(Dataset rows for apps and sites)
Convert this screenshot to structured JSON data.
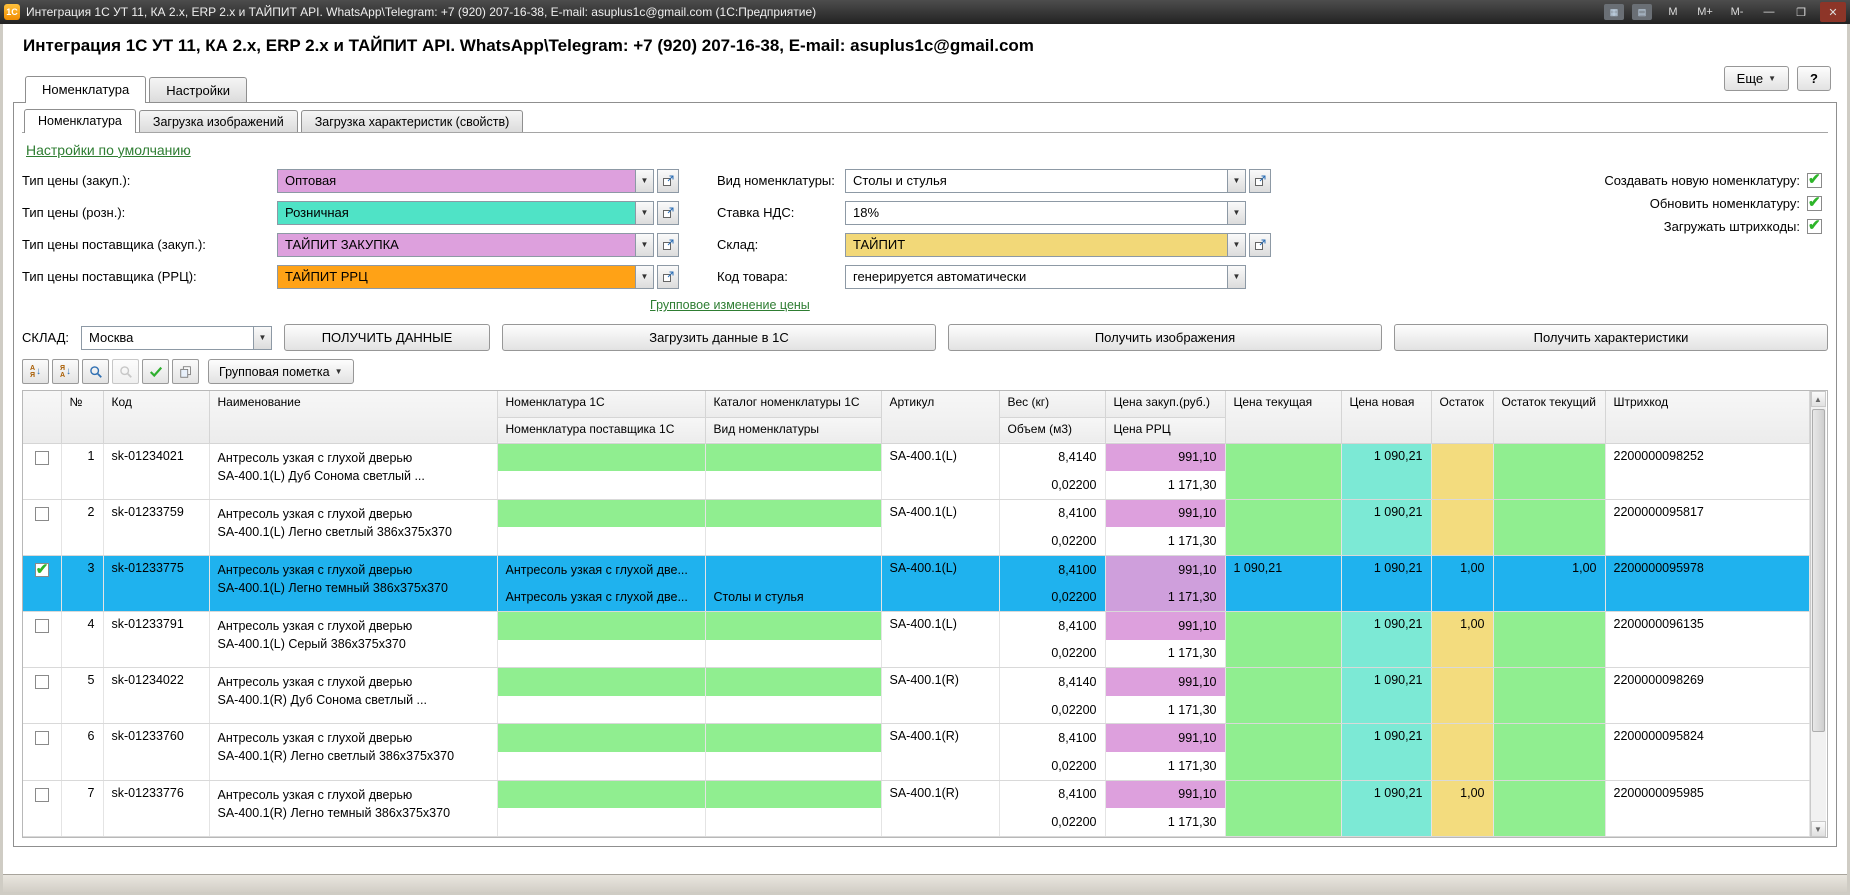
{
  "colors": {
    "selection": "#1fb2ee",
    "cell_green": "#90ee90",
    "cell_pink": "#dda0dd",
    "cell_cyan": "#7ce9d5",
    "cell_yellow": "#f3dc7e",
    "link_green": "#2e7d32",
    "check_green": "#2eb52a"
  },
  "titlebar": {
    "logo_text": "1С",
    "app_title": "Интеграция 1С УТ 11, КА 2.х, ERP 2.х и ТАЙПИТ API. WhatsApp\\Telegram: +7 (920) 207-16-38, E-mail: asuplus1c@gmail.com  (1С:Предприятие)",
    "scale_m": "М",
    "scale_m_plus": "М+",
    "scale_m_minus": "М-",
    "minimize": "—",
    "maximize": "❐",
    "close": "✕"
  },
  "header": {
    "title": "Интеграция 1С УТ 11, КА 2.х, ERP 2.х и ТАЙПИТ API. WhatsApp\\Telegram: +7 (920) 207-16-38, E-mail: asuplus1c@gmail.com",
    "more_button": "Еще",
    "help_button": "?"
  },
  "outer_tabs": [
    {
      "label": "Номенклатура",
      "active": true
    },
    {
      "label": "Настройки",
      "active": false
    }
  ],
  "inner_tabs": [
    {
      "label": "Номенклатура",
      "active": true
    },
    {
      "label": "Загрузка изображений",
      "active": false
    },
    {
      "label": "Загрузка характеристик (свойств)",
      "active": false
    }
  ],
  "links": {
    "default_settings": "Настройки по умолчанию",
    "group_price_change": "Групповое изменение цены"
  },
  "form": {
    "left": [
      {
        "label": "Тип цены (закуп.):",
        "value": "Оптовая",
        "color": "#dda0dd"
      },
      {
        "label": "Тип цены (розн.):",
        "value": "Розничная",
        "color": "#4fe3c6"
      },
      {
        "label": "Тип цены поставщика (закуп.):",
        "value": "ТАЙПИТ ЗАКУПКА",
        "color": "#dda0dd"
      },
      {
        "label": "Тип цены поставщика (РРЦ):",
        "value": "ТАЙПИТ РРЦ",
        "color": "#ffa216"
      }
    ],
    "middle": [
      {
        "label": "Вид номенклатуры:",
        "value": "Столы и стулья",
        "color": "#ffffff"
      },
      {
        "label": "Ставка НДС:",
        "value": "18%",
        "color": "#ffffff"
      },
      {
        "label": "Склад:",
        "value": "ТАЙПИТ",
        "color": "#f2d878"
      },
      {
        "label": "Код товара:",
        "value": "генерируется автоматически",
        "color": "#ffffff"
      }
    ],
    "checkboxes": [
      {
        "label": "Создавать новую номенклатуру:",
        "checked": true
      },
      {
        "label": "Обновить номенклатуру:",
        "checked": true
      },
      {
        "label": "Загружать штрихкоды:",
        "checked": true
      }
    ]
  },
  "actions": {
    "sklad_label": "СКЛАД:",
    "sklad_value": "Москва",
    "get_data": "ПОЛУЧИТЬ ДАННЫЕ",
    "load_to_1c": "Загрузить данные в 1С",
    "get_images": "Получить изображения",
    "get_characteristics": "Получить характеристики"
  },
  "toolbar": {
    "icons": [
      "sort-ascending",
      "sort-descending",
      "search",
      "search-cancel",
      "mark",
      "copy"
    ],
    "group_mark_label": "Групповая пометка"
  },
  "table": {
    "headers": {
      "num": "№",
      "code": "Код",
      "name": "Наименование",
      "nom_1c": "Номенклатура 1С",
      "nom_supplier": "Номенклатура поставщика 1С",
      "catalog": "Каталог номенклатуры 1С",
      "nom_type": "Вид номенклатуры",
      "article": "Артикул",
      "weight": "Вес (кг)",
      "volume": "Объем (м3)",
      "price_purchase": "Цена закуп.(руб.)",
      "price_rrc": "Цена РРЦ",
      "price_current": "Цена текущая",
      "price_new": "Цена новая",
      "stock": "Остаток",
      "stock_current": "Остаток текущий",
      "barcode": "Штрихкод"
    },
    "rows": [
      {
        "checked": false,
        "selected": false,
        "num": "1",
        "code": "sk-01234021",
        "name_line1": "Антресоль узкая с глухой дверью",
        "name_line2": "SA-400.1(L) Дуб Сонома светлый ...",
        "nom_1c": "",
        "nom_supplier": "",
        "catalog_1c": "",
        "nom_type": "",
        "article": "SA-400.1(L)",
        "weight": "8,4140",
        "volume": "0,02200",
        "price_purchase": "991,10",
        "price_rrc": "1 171,30",
        "price_current": "",
        "price_new": "1 090,21",
        "stock": "",
        "stock_current": "",
        "barcode": "2200000098252"
      },
      {
        "checked": false,
        "selected": false,
        "num": "2",
        "code": "sk-01233759",
        "name_line1": "Антресоль узкая с глухой дверью",
        "name_line2": "SA-400.1(L) Легно светлый 386х375х370",
        "nom_1c": "",
        "nom_supplier": "",
        "catalog_1c": "",
        "nom_type": "",
        "article": "SA-400.1(L)",
        "weight": "8,4100",
        "volume": "0,02200",
        "price_purchase": "991,10",
        "price_rrc": "1 171,30",
        "price_current": "",
        "price_new": "1 090,21",
        "stock": "",
        "stock_current": "",
        "barcode": "2200000095817"
      },
      {
        "checked": true,
        "selected": true,
        "num": "3",
        "code": "sk-01233775",
        "name_line1": "Антресоль узкая с глухой дверью",
        "name_line2": "SA-400.1(L) Легно темный 386х375х370",
        "nom_1c": "Антресоль узкая с глухой две...",
        "nom_supplier": "Антресоль узкая с глухой две...",
        "catalog_1c": "",
        "nom_type": "Столы и стулья",
        "article": "SA-400.1(L)",
        "weight": "8,4100",
        "volume": "0,02200",
        "price_purchase": "991,10",
        "price_rrc": "1 171,30",
        "price_current": "1 090,21",
        "price_new": "1 090,21",
        "stock": "1,00",
        "stock_current": "1,00",
        "barcode": "2200000095978"
      },
      {
        "checked": false,
        "selected": false,
        "num": "4",
        "code": "sk-01233791",
        "name_line1": "Антресоль узкая с глухой дверью",
        "name_line2": "SA-400.1(L) Серый 386х375х370",
        "nom_1c": "",
        "nom_supplier": "",
        "catalog_1c": "",
        "nom_type": "",
        "article": "SA-400.1(L)",
        "weight": "8,4100",
        "volume": "0,02200",
        "price_purchase": "991,10",
        "price_rrc": "1 171,30",
        "price_current": "",
        "price_new": "1 090,21",
        "stock": "1,00",
        "stock_current": "",
        "barcode": "2200000096135"
      },
      {
        "checked": false,
        "selected": false,
        "num": "5",
        "code": "sk-01234022",
        "name_line1": "Антресоль узкая с глухой дверью",
        "name_line2": "SA-400.1(R) Дуб Сонома светлый ...",
        "nom_1c": "",
        "nom_supplier": "",
        "catalog_1c": "",
        "nom_type": "",
        "article": "SA-400.1(R)",
        "weight": "8,4140",
        "volume": "0,02200",
        "price_purchase": "991,10",
        "price_rrc": "1 171,30",
        "price_current": "",
        "price_new": "1 090,21",
        "stock": "",
        "stock_current": "",
        "barcode": "2200000098269"
      },
      {
        "checked": false,
        "selected": false,
        "num": "6",
        "code": "sk-01233760",
        "name_line1": "Антресоль узкая с глухой дверью",
        "name_line2": "SA-400.1(R) Легно светлый 386х375х370",
        "nom_1c": "",
        "nom_supplier": "",
        "catalog_1c": "",
        "nom_type": "",
        "article": "SA-400.1(R)",
        "weight": "8,4100",
        "volume": "0,02200",
        "price_purchase": "991,10",
        "price_rrc": "1 171,30",
        "price_current": "",
        "price_new": "1 090,21",
        "stock": "",
        "stock_current": "",
        "barcode": "2200000095824"
      },
      {
        "checked": false,
        "selected": false,
        "num": "7",
        "code": "sk-01233776",
        "name_line1": "Антресоль узкая с глухой дверью",
        "name_line2": "SA-400.1(R) Легно темный 386х375х370",
        "nom_1c": "",
        "nom_supplier": "",
        "catalog_1c": "",
        "nom_type": "",
        "article": "SA-400.1(R)",
        "weight": "8,4100",
        "volume": "0,02200",
        "price_purchase": "991,10",
        "price_rrc": "1 171,30",
        "price_current": "",
        "price_new": "1 090,21",
        "stock": "1,00",
        "stock_current": "",
        "barcode": "2200000095985"
      }
    ]
  }
}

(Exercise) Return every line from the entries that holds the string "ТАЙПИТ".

(Solution to this task)
    "app_title": "Интеграция 1С УТ 11, КА 2.х, ERP 2.х и ТАЙПИТ API. WhatsApp\\Telegram: +7 (920) 207-16-38, E-mail: asuplus1c@gmail.com  (1С:Предприятие)",
    "title": "Интеграция 1С УТ 11, КА 2.х, ERP 2.х и ТАЙПИТ API. WhatsApp\\Telegram: +7 (920) 207-16-38, E-mail: asuplus1c@gmail.com",
        "value": "ТАЙПИТ ЗАКУПКА",
        "value": "ТАЙПИТ РРЦ",
        "value": "ТАЙПИТ",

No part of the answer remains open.